To create a set of compass masks, take a favorite edge operator and rotate it in 45° increments to create all eight masks. In actuality, you only need to compute and apply four of these masks, because the sign of the result will indicate the direction (for example, a negative result from the NE mask indicates a SW direction). A word of caution, however; in some masks, such as the Sobel, the kernel weights are selected based on the distance between the centers of the central-to-neighborhood pixels. These distances can change when the mask is rotated, and if this is not compensated, some of the directional masks will create stronger responses, thereby biasing the results. The result of the application of mask-based convolution operators is not a segmentation, and most often, the application of these operators is followed by further processing such as nonmaximal suppression, thresholding, and edge thinning (see Vision Systems Design, August 1998, p. 23).

Another popular edge-segmentation technique involves edge detection by locating object boundaries as the point of maximal gradient. This method is often used when the exact placement of an edge needs to be known (see Fig. 2 on p. 27). One method that can be used to find these boundaries is to calculate the zero crossing points in a derivative of the edge image. The first derivative calculates rate of change, which is the edge image, and the second derivative measures the rate of change of the edge image (how fast and in what direction the change is occurring).

As one traverses an image and encounters an edge, the rate of change increases. When you are directly on the middle of an edge, the rate of change is at its highest value and will start to drop off as you come off the edge. In the second derivative, these inflection points produce changes in the sign of the values, as the change is positive coming onto an edge and negative coming off it. Therefore, the second derivative crosses zero at these locations. These locations can be detected and represented as true values in a binary image or stored as encoded boundary maps in discrete data structures.

Because derivative functions tend to emphasize noise (small local changes in the data), the second derivative tends to be noisy. Therefore, some form of smoothing is almost always used with this technique. Creating a convolution kernel by taking the Laplacian of a Gaussian function is a common solution. Because this technique involves filtering out some portion of the high-frequency information in the data, the results obtained with this method might not yield enough detail due to the smoothing action of the Gaussian or too much detail due to noise present in the data. A procedure commonly used is to implement this method with another method involving the difference of Gaussians, a technique that involves convolving an image with two Gaussians of different sizes and then subtracting the results. Figure 3 shows a novel use of this technique to create a `cartoon` effect useful in graphics processing.

FIGURE 1. Mask-based edge operators usually produce a pair of output images. Applying a Sobel operator to the intensity image of the various pill sizes produces gradient magnitude and direction information (0 to 360 mapped onto colors from red through green to blue). Alternatively, the output can be viewed as separate x - difference (gradient) and y - difference (gradient) images, where brighter values correspond to positive changes, gray is no change, and darker colors represent negative changes in the gradient.

FIGURE 2. Gauging can be implemented by detecting sign changes (zero crossings) in the second derivative of a line profile across an object.

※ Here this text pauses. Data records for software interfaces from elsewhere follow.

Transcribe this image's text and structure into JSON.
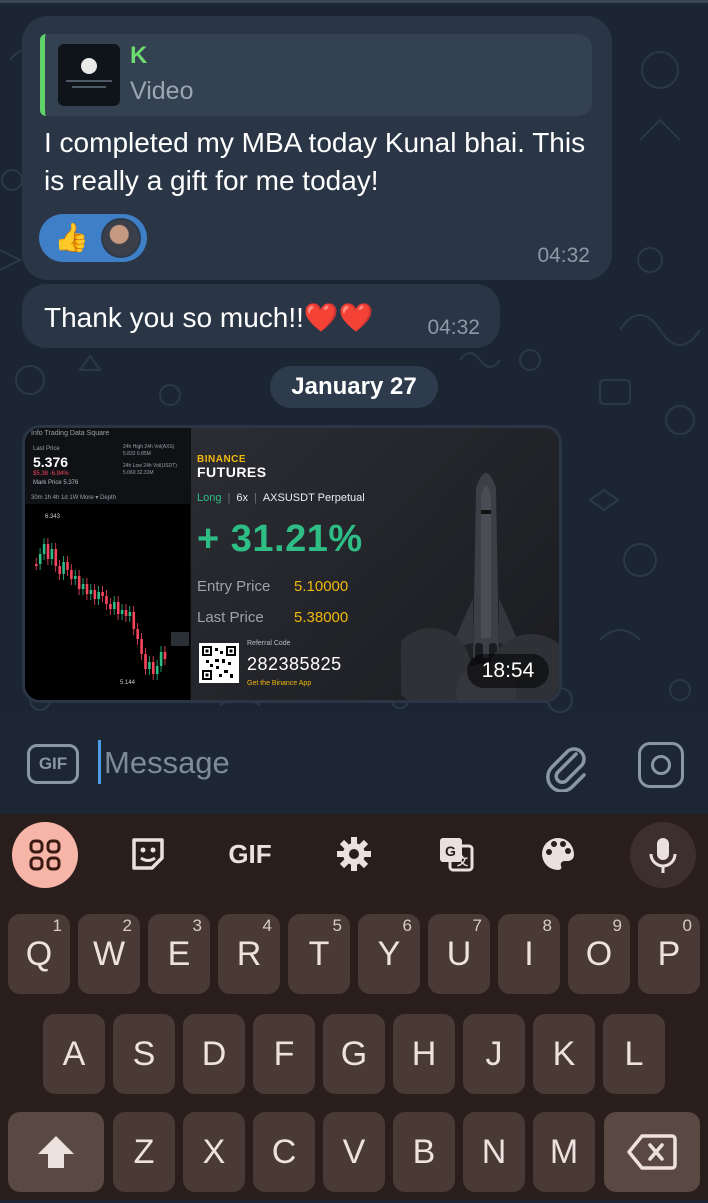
{
  "chat": {
    "message1": {
      "reply_name": "K",
      "reply_type": "Video",
      "text": "I completed my MBA today Kunal bhai. This is really a gift for me today!",
      "reaction_emoji": "👍",
      "time": "04:32"
    },
    "message2": {
      "text": "Thank you so much!!❤️❤️",
      "time": "04:32"
    },
    "date_separator": "January 27",
    "media": {
      "duration": "18:54",
      "app": {
        "tabs": "Info   Trading Data   Square",
        "last_price_label": "Last Price",
        "price": "5.376",
        "change": "$5.38  -6.94%",
        "mark_price": "Mark Price  5.376",
        "high_label": "24h High   24h Vol(AXS)",
        "high_values": "5.832    6.85M",
        "low_label": "24h Low   24h Vol(USDT)",
        "low_values": "5.060    32.31M",
        "intervals": "30m   1h   4h   1d   1W   More ▾   Depth",
        "chart_high_label": "6.343",
        "chart_low_label": "5.144"
      },
      "card": {
        "brand": "BINANCE",
        "product": "FUTURES",
        "side": "Long",
        "leverage": "6x",
        "symbol": "AXSUSDT Perpetual",
        "pnl": "+ 31.21%",
        "entry_label": "Entry Price",
        "entry_value": "5.10000",
        "last_label": "Last Price",
        "last_value": "5.38000",
        "referral_label": "Referral Code",
        "referral_code": "282385825",
        "app_cta": "Get the Binance App"
      }
    }
  },
  "composer": {
    "gif_label": "GIF",
    "placeholder": "Message",
    "attach_icon": "paperclip-icon",
    "camera_icon": "camera-icon"
  },
  "keyboard": {
    "toolbar": [
      {
        "name": "apps-grid-icon"
      },
      {
        "name": "sticker-icon"
      },
      {
        "name": "gif-button",
        "label": "GIF"
      },
      {
        "name": "settings-gear-icon"
      },
      {
        "name": "translate-icon"
      },
      {
        "name": "theme-palette-icon"
      },
      {
        "name": "microphone-icon"
      }
    ],
    "row1": [
      {
        "k": "Q",
        "n": "1"
      },
      {
        "k": "W",
        "n": "2"
      },
      {
        "k": "E",
        "n": "3"
      },
      {
        "k": "R",
        "n": "4"
      },
      {
        "k": "T",
        "n": "5"
      },
      {
        "k": "Y",
        "n": "6"
      },
      {
        "k": "U",
        "n": "7"
      },
      {
        "k": "I",
        "n": "8"
      },
      {
        "k": "O",
        "n": "9"
      },
      {
        "k": "P",
        "n": "0"
      }
    ],
    "row2": [
      "A",
      "S",
      "D",
      "F",
      "G",
      "H",
      "J",
      "K",
      "L"
    ],
    "row3": [
      "Z",
      "X",
      "C",
      "V",
      "B",
      "N",
      "M"
    ],
    "colors": {
      "key": "#4a3a35",
      "function_key": "#5a4843",
      "background": "#291e1b",
      "accent": "#f7b5a7"
    }
  }
}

The yellow cross hairs in the top image correspond to these crossings in the second derivative profile. Note that noise and local variations in the intensity cause many such crossings, but these can be filtered out based on criteria such as the slope of the crossing.

FIGURE 3. Edge-segmentation techniques are not limited to measurement and analysis applications, as illustrated by this cartooning of a scanned photograph. Once strong boundaries are detected with a difference-of-Gaussian function, they can be filled with new data such as the average color within each boundary.

ROBERT BELKNAP is director of software development, Imaging Products Division, Amerinex Applied Imaging Inc., Northampton, MA; [email protected].